Excerpted records START
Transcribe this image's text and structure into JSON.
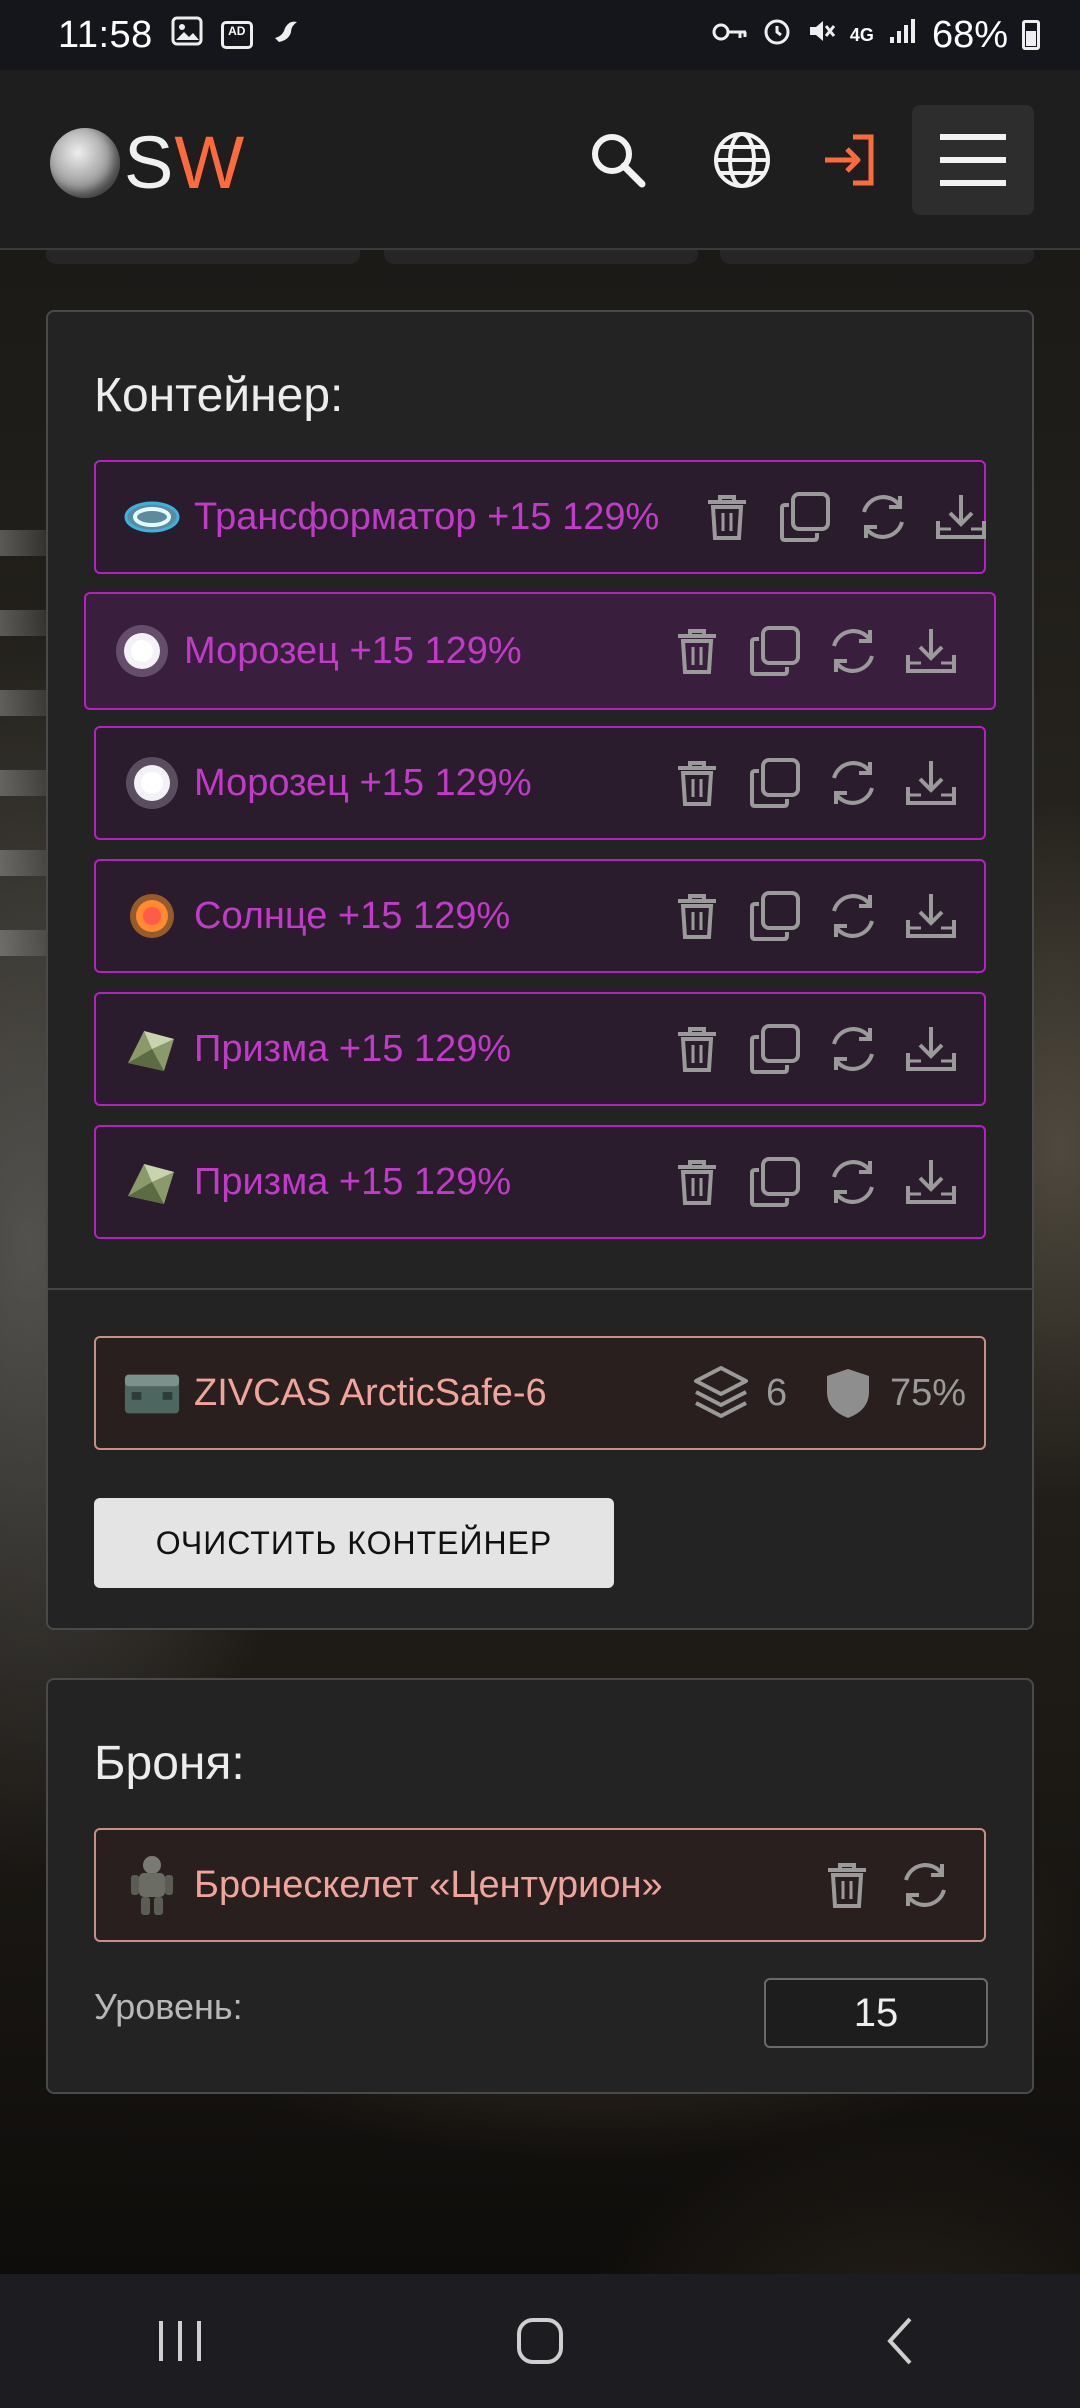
{
  "status_bar": {
    "time": "11:58",
    "battery": "68%",
    "network": "4G",
    "left_icons": [
      "gallery-icon",
      "adblocker-icon",
      "bird-icon"
    ],
    "right_icons": [
      "key-icon",
      "alarm-icon",
      "mute-icon",
      "network-4g-icon",
      "signal-icon",
      "battery-icon"
    ]
  },
  "header": {
    "logo_s": "S",
    "logo_w": "W",
    "accent_color": "#ff6a3d"
  },
  "container_card": {
    "title": "Контейнер:",
    "items": [
      {
        "name": "Трансформатор +15 129%",
        "icon": "transformer-artifact-icon"
      },
      {
        "name": "Морозец +15 129%",
        "icon": "frost-artifact-icon"
      },
      {
        "name": "Морозец +15 129%",
        "icon": "frost-artifact-icon"
      },
      {
        "name": "Солнце +15 129%",
        "icon": "sun-artifact-icon"
      },
      {
        "name": "Призма +15 129%",
        "icon": "prism-artifact-icon"
      },
      {
        "name": "Призма +15 129%",
        "icon": "prism-artifact-icon"
      }
    ],
    "container_item": {
      "name": "ZIVCAS ArcticSafe-6",
      "slots": "6",
      "protection": "75%"
    },
    "clear_button": "ОЧИСТИТЬ КОНТЕЙНЕР",
    "item_color": "#c23ac8"
  },
  "armor_card": {
    "title": "Броня:",
    "armor_name": "Бронескелет «Центурион»",
    "level_label": "Уровень:",
    "level_value": "15"
  }
}
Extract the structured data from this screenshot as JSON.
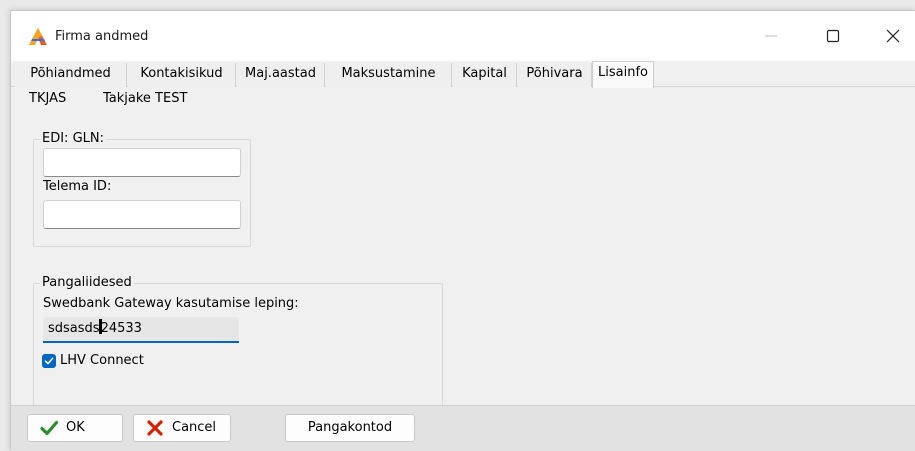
{
  "window": {
    "title": "Firma andmed",
    "icon": "app-logo-icon",
    "controls": [
      "minimize-icon",
      "maximize-icon",
      "close-icon"
    ]
  },
  "tabs": [
    {
      "label": "Põhiandmed",
      "active": false
    },
    {
      "label": "Kontakisikud",
      "active": false
    },
    {
      "label": "Maj.aastad",
      "active": false
    },
    {
      "label": "Maksustamine",
      "active": false
    },
    {
      "label": "Kapital",
      "active": false
    },
    {
      "label": "Põhivara",
      "active": false
    },
    {
      "label": "Lisainfo",
      "active": true
    }
  ],
  "company": {
    "code": "TKJAS",
    "name": "Takjake TEST"
  },
  "edi_group": {
    "legend": "EDI: GLN:",
    "gln_value": "",
    "telema_label": "Telema ID:",
    "telema_value": ""
  },
  "bank_group": {
    "legend": "Pangaliidesed",
    "swedbank_label": "Swedbank Gateway kasutamise leping:",
    "swedbank_value_before_caret": "sdsasds",
    "swedbank_value_after_caret": "24533",
    "lhv_label": "LHV Connect",
    "lhv_checked": true
  },
  "buttons": {
    "ok": "OK",
    "cancel": "Cancel",
    "bank_accounts": "Pangakontod"
  },
  "colors": {
    "accent": "#0067c0",
    "ok_check": "#2e8b2e",
    "cancel_x": "#cc2200"
  }
}
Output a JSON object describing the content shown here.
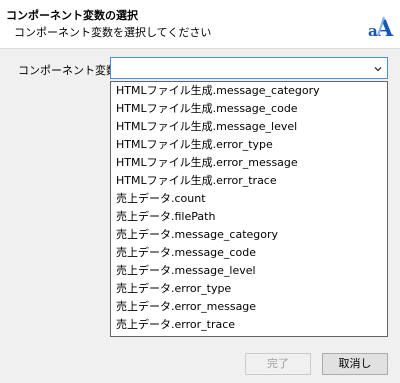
{
  "header": {
    "title": "コンポーネント変数の選択",
    "subtitle": "コンポーネント変数を選択してください",
    "logo_text": "aA",
    "logo_colors": {
      "primary": "#1a56b8",
      "secondary": "#7fb0ef"
    }
  },
  "form": {
    "label": "コンポーネント変数",
    "selected_value": "",
    "accent_color": "#4a90d9"
  },
  "options": [
    "HTMLファイル生成.message_category",
    "HTMLファイル生成.message_code",
    "HTMLファイル生成.message_level",
    "HTMLファイル生成.error_type",
    "HTMLファイル生成.error_message",
    "HTMLファイル生成.error_trace",
    "売上データ.count",
    "売上データ.filePath",
    "売上データ.message_category",
    "売上データ.message_code",
    "売上データ.message_level",
    "売上データ.error_type",
    "売上データ.error_message",
    "売上データ.error_trace"
  ],
  "buttons": {
    "ok_label": "完了",
    "ok_enabled": false,
    "cancel_label": "取消し"
  }
}
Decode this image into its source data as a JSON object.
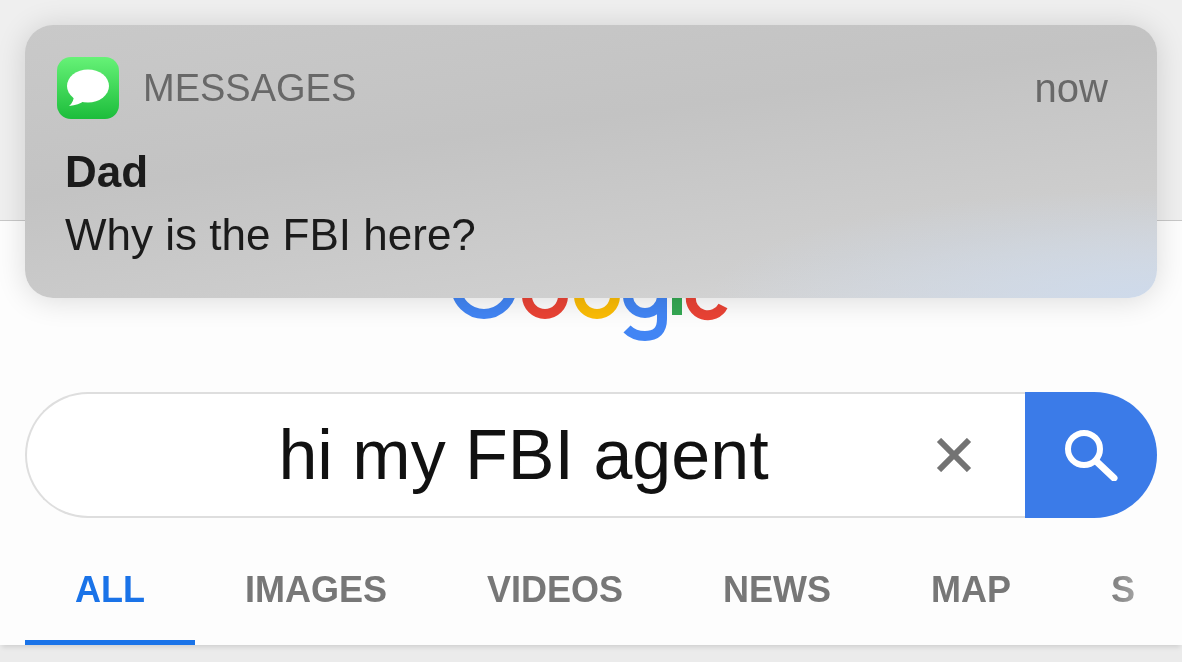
{
  "notification": {
    "app": "MESSAGES",
    "time": "now",
    "sender": "Dad",
    "message": "Why is the FBI here?"
  },
  "search": {
    "value": "hi my FBI agent"
  },
  "tabs": [
    {
      "label": "ALL",
      "selected": true
    },
    {
      "label": "IMAGES",
      "selected": false
    },
    {
      "label": "VIDEOS",
      "selected": false
    },
    {
      "label": "NEWS",
      "selected": false
    },
    {
      "label": "MAP",
      "selected": false
    },
    {
      "label": "S",
      "selected": false
    }
  ]
}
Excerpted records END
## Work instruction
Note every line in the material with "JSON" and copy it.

## Written solution
Transcribe this image's text and structure into JSON.
Extract the structured data from this screenshot as JSON.
Output a JSON object describing the content shown here.
Decode this image into its source data as a JSON object.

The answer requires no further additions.